You’ve stressed the importance of craftsmanship with the label. How does that impact the brand and its output?
It affects absolutely everything in the label. I decided that I want to have a qualitative result in my designs and with a very precise soul. For this, I need to produce less, giving wealth to the details of the clothes. It is a job where I need to be very patient, as I do almost everything alone in Paris and reconciling with another profession at Cartier that is also important in my life. My brand has some pieces that are unique and that are not repeated, are intended for a precise customer, they are also image pieces. Other creations are equally well worked and complex, but with a little more of a production scale, which will be executed by a team of seamstresses in Brazil. And there are also the key pieces of the collection, with less embroidery but with impeccable finish and that are part of my brand’s wardrobe. They are classics that I repeat collection after collection changing fabrics, colours and other details. My production is still very small in general, I work as I can, combining two different professions.

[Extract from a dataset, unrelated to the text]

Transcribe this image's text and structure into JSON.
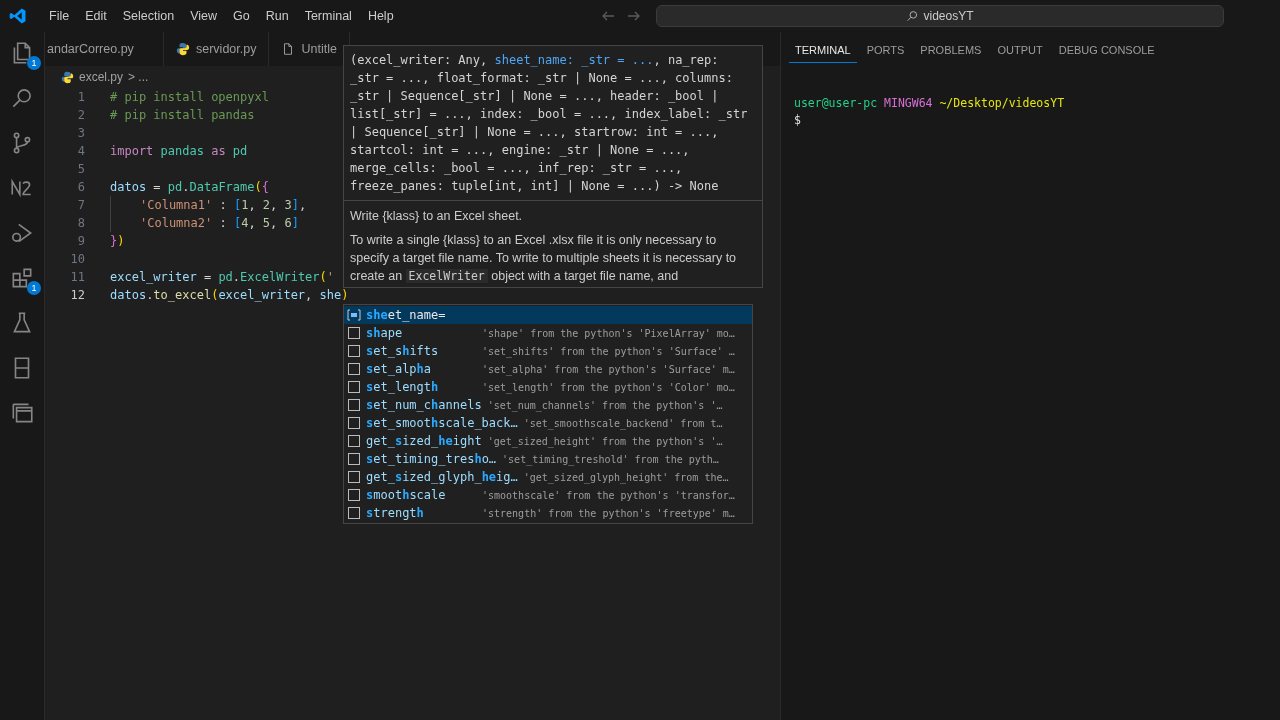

What can you tell us about the future of Marcello De Santis?
Especially in times as uncertain as the ones we live in, I can’t talk about the future of my brand because I honestly don’t know. I believe that even large and medium brands do not fully know their future. In moments of transition such as the one we are experiencing, there are also opportunities, such as showing a work that thinks in line with the times we live in. I’m just starting out in Europe but I’m eager to show a job well done and full of truth in what I do. For now, what I can say is that the pace of the brand is slow, which is not necessarily bad, as we all need to rethink the new role of fashion post-COVID 19. The world will change and so will fashion. In my case, as an independent designer, I will need to seek new partnerships and investments to make my brand take off. I hope to continue to have the strength to produce my brand, help the needy seamstresses in Brazil with whom I work and continue to set a good example for other young people who want to work in fashion but in a conscious, responsible, and ethical way.
all designs. Marcello De Santis